» **Goal of the exercise**:
Using the data below, gather each line that includes the word "Included".

» **Provided records**:

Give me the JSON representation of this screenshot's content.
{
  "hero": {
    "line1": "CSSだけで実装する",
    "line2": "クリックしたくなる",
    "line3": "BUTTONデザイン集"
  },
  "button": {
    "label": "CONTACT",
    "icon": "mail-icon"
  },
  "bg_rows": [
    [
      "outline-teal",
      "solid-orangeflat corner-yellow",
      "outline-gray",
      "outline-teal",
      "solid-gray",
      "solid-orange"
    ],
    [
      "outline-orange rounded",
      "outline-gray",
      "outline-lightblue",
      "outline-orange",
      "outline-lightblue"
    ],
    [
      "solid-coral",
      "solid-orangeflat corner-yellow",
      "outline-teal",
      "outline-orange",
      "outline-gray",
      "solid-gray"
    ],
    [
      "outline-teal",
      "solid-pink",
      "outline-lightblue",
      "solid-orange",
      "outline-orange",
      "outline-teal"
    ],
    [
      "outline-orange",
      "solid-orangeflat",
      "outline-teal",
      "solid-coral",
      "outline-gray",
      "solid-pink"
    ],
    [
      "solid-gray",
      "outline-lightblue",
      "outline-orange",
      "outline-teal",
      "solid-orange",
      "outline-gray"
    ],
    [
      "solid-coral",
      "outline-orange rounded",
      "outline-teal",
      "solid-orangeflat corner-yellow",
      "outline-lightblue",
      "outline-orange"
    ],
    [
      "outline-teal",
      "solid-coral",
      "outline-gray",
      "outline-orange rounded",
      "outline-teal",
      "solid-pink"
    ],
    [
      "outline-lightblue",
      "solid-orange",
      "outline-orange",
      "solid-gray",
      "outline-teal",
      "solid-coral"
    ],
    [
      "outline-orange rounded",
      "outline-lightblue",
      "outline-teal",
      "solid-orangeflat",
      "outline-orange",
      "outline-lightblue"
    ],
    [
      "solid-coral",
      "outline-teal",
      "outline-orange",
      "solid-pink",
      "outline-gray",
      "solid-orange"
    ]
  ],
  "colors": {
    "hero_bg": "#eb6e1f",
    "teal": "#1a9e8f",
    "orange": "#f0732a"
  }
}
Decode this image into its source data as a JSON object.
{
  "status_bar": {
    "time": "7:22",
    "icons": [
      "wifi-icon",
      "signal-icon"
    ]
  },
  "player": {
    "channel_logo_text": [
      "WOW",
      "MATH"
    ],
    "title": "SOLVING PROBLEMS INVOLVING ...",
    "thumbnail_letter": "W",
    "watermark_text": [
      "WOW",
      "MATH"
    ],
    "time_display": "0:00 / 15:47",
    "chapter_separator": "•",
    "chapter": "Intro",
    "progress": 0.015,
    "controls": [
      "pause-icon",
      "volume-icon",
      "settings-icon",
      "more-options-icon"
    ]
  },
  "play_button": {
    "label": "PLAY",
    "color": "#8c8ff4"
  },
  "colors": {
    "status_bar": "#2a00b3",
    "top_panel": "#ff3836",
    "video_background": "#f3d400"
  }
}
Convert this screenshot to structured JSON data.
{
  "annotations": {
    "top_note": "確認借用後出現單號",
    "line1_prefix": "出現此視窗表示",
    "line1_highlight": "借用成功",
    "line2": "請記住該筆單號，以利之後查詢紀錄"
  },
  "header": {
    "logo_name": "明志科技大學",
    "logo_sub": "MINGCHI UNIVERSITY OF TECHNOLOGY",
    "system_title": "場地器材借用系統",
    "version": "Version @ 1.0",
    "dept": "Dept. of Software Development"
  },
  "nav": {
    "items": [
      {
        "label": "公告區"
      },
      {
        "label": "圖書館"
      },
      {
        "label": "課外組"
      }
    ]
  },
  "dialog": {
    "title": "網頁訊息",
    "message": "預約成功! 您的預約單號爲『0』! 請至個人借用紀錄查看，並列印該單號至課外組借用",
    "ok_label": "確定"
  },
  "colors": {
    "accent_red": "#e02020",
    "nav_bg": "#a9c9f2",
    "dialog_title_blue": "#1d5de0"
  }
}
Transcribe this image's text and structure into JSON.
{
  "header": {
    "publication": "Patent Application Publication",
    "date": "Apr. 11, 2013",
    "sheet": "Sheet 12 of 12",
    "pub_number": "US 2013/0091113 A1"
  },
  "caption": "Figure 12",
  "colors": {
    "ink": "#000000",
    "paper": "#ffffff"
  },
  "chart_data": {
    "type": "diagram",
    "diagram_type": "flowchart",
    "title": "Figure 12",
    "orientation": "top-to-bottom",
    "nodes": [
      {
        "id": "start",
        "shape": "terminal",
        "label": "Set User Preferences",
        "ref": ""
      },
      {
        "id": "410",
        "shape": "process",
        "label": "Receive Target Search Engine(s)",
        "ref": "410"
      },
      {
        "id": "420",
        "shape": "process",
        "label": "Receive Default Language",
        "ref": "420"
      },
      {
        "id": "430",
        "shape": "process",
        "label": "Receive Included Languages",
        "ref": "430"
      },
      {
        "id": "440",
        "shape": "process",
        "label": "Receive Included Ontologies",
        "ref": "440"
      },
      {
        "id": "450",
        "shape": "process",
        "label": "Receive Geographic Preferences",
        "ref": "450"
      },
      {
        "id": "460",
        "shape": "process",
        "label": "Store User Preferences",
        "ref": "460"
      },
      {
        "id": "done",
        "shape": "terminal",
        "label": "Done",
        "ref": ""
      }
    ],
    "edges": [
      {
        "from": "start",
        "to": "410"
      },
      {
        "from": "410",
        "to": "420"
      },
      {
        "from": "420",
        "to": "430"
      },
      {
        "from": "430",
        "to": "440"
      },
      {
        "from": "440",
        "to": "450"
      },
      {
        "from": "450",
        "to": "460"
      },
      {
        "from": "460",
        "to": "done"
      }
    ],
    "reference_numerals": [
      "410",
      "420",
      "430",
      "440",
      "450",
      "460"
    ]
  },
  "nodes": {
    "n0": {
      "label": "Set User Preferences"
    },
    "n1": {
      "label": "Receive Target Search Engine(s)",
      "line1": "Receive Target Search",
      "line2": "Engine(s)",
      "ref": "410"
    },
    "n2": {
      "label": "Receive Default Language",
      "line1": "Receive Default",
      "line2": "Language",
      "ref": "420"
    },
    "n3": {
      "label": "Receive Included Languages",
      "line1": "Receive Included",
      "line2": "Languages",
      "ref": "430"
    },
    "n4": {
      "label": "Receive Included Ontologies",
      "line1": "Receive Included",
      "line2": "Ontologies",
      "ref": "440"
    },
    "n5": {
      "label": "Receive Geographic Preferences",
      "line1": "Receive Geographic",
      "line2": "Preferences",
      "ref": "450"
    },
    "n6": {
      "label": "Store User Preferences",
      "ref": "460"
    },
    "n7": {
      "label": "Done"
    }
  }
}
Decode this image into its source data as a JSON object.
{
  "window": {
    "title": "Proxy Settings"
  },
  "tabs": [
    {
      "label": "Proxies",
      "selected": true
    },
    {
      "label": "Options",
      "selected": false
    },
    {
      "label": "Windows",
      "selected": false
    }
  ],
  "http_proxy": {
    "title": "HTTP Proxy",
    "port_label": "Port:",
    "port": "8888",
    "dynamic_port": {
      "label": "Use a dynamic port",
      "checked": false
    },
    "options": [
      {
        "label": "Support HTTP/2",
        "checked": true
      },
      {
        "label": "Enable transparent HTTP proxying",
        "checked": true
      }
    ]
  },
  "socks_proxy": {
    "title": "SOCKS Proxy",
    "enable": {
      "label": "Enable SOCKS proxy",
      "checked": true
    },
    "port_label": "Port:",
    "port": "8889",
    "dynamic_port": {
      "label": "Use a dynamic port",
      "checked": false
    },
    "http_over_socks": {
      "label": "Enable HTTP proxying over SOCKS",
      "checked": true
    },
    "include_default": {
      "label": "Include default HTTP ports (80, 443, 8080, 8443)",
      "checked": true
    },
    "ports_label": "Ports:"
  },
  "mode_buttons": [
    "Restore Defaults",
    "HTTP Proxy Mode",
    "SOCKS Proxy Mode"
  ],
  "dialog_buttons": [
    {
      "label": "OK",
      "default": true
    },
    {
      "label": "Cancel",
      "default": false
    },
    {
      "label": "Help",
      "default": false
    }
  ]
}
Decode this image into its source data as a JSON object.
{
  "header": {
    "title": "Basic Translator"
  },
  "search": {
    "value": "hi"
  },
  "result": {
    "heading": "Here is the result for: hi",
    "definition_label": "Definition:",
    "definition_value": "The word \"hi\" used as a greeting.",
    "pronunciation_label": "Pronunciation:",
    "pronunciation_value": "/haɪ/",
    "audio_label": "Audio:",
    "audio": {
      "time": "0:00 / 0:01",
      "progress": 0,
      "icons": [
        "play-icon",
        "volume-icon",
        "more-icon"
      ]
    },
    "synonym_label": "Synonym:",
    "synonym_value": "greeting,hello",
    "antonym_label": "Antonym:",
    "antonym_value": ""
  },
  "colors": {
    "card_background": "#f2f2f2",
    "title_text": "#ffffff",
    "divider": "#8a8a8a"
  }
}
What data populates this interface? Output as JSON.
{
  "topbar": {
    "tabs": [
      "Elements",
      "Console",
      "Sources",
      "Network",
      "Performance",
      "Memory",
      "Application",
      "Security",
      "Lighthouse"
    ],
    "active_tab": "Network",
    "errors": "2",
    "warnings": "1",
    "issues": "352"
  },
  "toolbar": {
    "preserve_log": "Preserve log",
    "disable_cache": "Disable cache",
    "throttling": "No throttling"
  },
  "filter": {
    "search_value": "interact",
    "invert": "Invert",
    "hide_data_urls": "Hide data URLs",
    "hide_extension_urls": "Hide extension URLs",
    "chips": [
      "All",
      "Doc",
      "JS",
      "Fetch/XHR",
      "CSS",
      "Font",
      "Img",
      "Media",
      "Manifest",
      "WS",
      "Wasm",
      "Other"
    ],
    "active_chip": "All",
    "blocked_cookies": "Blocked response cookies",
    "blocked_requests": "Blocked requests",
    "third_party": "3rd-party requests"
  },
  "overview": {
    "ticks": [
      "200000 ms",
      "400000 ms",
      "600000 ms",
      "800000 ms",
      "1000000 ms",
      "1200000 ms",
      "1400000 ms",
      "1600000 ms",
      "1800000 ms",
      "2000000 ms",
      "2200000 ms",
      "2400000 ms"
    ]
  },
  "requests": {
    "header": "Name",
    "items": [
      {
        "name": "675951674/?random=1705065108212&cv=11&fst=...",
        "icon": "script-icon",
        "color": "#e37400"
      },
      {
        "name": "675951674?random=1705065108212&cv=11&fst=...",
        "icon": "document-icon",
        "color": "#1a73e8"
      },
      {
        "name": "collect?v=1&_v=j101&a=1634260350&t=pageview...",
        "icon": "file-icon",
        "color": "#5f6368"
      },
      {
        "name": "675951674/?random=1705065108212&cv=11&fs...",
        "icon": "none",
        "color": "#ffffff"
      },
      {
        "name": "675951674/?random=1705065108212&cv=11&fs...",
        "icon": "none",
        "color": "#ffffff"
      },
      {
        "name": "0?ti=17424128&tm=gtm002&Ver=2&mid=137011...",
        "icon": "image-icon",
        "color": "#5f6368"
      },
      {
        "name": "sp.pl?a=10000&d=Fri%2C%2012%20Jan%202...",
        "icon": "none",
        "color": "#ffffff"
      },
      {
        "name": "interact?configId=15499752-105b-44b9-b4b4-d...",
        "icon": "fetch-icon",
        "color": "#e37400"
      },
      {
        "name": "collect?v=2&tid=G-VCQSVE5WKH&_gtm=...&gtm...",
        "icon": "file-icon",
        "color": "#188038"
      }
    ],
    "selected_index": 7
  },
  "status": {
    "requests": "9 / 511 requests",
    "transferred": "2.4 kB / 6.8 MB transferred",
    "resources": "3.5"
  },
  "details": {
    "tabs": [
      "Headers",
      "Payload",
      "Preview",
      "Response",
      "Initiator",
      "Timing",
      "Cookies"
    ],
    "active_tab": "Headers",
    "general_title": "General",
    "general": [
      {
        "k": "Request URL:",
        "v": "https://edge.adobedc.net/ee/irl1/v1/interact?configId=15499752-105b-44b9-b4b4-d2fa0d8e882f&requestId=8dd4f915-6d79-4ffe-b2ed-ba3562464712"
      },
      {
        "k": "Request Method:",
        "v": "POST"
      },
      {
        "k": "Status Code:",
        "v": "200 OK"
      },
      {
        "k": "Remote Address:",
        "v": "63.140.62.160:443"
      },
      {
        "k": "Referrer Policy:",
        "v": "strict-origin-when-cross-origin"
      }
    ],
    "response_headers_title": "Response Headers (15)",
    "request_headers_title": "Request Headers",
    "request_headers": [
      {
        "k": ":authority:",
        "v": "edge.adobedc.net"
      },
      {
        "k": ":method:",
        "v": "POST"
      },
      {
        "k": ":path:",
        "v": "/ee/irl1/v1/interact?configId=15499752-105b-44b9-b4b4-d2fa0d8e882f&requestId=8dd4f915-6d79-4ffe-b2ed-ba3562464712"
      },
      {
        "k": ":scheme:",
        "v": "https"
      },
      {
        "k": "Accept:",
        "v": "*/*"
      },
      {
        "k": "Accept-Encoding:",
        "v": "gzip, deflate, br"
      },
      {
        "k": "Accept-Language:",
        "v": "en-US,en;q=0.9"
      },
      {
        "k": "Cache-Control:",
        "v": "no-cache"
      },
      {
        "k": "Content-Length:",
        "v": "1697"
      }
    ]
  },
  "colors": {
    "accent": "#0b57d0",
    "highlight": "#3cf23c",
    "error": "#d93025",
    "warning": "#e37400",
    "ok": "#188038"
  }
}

» **Response to the task**:
        "label": "Receive Included Languages",
        "label": "Receive Included Ontologies",
      "label": "Receive Included Languages",
      "line1": "Receive Included",
      "label": "Receive Included Ontologies",
      "line1": "Receive Included",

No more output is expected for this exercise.